Using the in- and outputs the components can be linked together forming a larger network. The canvas in Grasshopper is a visual representation of components used and their internal relation. It can be compared to writing a script, but with the use of predefined sets of code. This is called visual programming. It is more sensible and usable in designer's hands. The network always works downstream.

### Getting Started

The following pages will give you a short overview of how grasshopper works:

For a more in depth explanation on specific topics, you can use our grasshopper topics overview:

## Tutorials

To get started with grasshopper, after reading the Getting Started chapter explanations, you can continue with one of the tutorials. We recommend you to read the intermezzos when you have finished the prior tutorial.

### Beginner

*//Intermezzo: Modules*

*//Intermezzo: Points, Curves, Surfaces and Solids*

*//Intermezzo: Help! My script doesn't work!*

*//Intermezzo: Basic List Actions*

*//Intermezzo: Grasshopper "Good Practice"*

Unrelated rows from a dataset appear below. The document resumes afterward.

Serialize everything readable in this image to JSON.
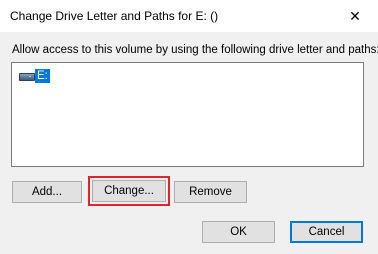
{
  "window": {
    "title": "Change Drive Letter and Paths for E: ()",
    "close_glyph": "✕"
  },
  "dialog": {
    "instruction": "Allow access to this volume by using the following drive letter and paths:",
    "list_items": [
      {
        "label": "E:",
        "icon": "drive-icon",
        "selected": true
      }
    ]
  },
  "buttons": {
    "add": "Add...",
    "change": "Change...",
    "remove": "Remove",
    "ok": "OK",
    "cancel": "Cancel"
  },
  "colors": {
    "selection": "#0078d7",
    "highlight_outline": "#e0262b"
  }
}
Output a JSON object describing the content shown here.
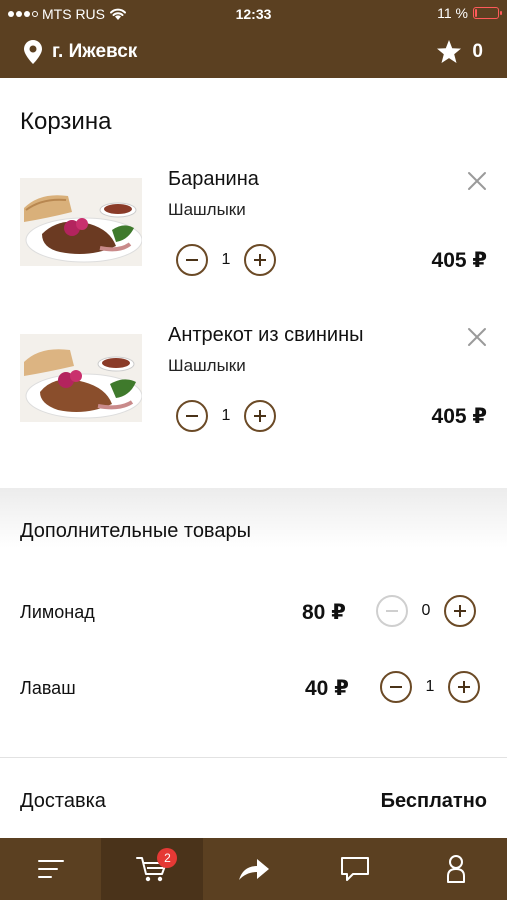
{
  "status_bar": {
    "carrier": "MTS RUS",
    "time": "12:33",
    "battery_text": "11 %",
    "battery_level": 0.11
  },
  "header": {
    "city": "г. Ижевск",
    "favorites_count": "0"
  },
  "page": {
    "title": "Корзина"
  },
  "cart_items": [
    {
      "name": "Баранина",
      "category": "Шашлыки",
      "quantity": "1",
      "price": "405 ₽"
    },
    {
      "name": "Антрекот из свинины",
      "category": "Шашлыки",
      "quantity": "1",
      "price": "405 ₽"
    }
  ],
  "extras": {
    "title": "Дополнительные товары",
    "items": [
      {
        "name": "Лимонад",
        "price": "80 ₽",
        "quantity": "0"
      },
      {
        "name": "Лаваш",
        "price": "40 ₽",
        "quantity": "1"
      }
    ]
  },
  "delivery": {
    "label": "Доставка",
    "value": "Бесплатно"
  },
  "tabbar": {
    "tabs": [
      "menu-icon",
      "cart-icon",
      "share-icon",
      "chat-icon",
      "profile-icon"
    ],
    "active": "cart-icon",
    "cart_badge": "2"
  },
  "colors": {
    "brand": "#5b4021",
    "accent_border": "#6b4a26",
    "badge": "#e53935"
  }
}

### Intermediate

*//Intermezzo: Data Tree Editing*

*//Intermezzo: Basic Data Tree Actions*

### Advanced

- Tutorial 17 - Populate Surface
- Tutorial 18 - 3D Grid from Surface
- Tutorial 19 - Brick wall
- Tutorial 20 - Attractors
- Tutorial 21 - Spaceframe
- Tutorial 22 - Galapagos Optimization

### Master

### GHPython

- How to use GhPython?
- Python Algorithm (Collatz Conjecture)
- Python Stairs
- Fractal Canopy
- Installing Python modules for IronPython 2.7

### Plugins

- Installing and using Grasshopper Plugins
- Ladybug Installation
- Ladybug Light Analysis
- Ladybug Optimization using Galapagos
- Speckle - Working together in Grasshopper
- Elk with grasshopper

## Books / Recommended reading

The field of generative design is developing very quickly. If you are interested, there are many interesting blogs and websites you can check out:

** AAD_ Algorithms Aided Design **
Parametric strategies using Grasshopper, an explanatory Grasshopper book written by Arturo Tedeschi. Available in several online webshops.

TU Delft Library for loan

Buy at Bol.com

** Essential Mathematics **
Essential Mathematics for Computational Design introduces design professionals to foundation mathematical concepts that are necessary for effective development of computational methods for 3D modeling and computer graphics.

Download Essential Mathematics

** Generative Algorithms **
Zubin Khabazia, a graduate student from EmTech, Architectural Association (AA), London, has published an on-line book of his design experiments in architecture and related fields in geometry.

Download Generative Algorithms

## Other Links

**Food4Rhino**
Collection of the most used Grasshopper and Rhino plugins.

**McNeel Forum**
McNeel Forums where you can ask questions and solve problems with other people all around the world.

**Karamba3D**
Karamba 3D is a parametric engineering plugin for Grasshopper

**@Hok TU Delft** @Hok ICT support for student of TU Delft, including manuals about installing Rhino, Karamba and Grasshopper.

- ↑ Generative Algorithms, Zubin Khabazi, page 11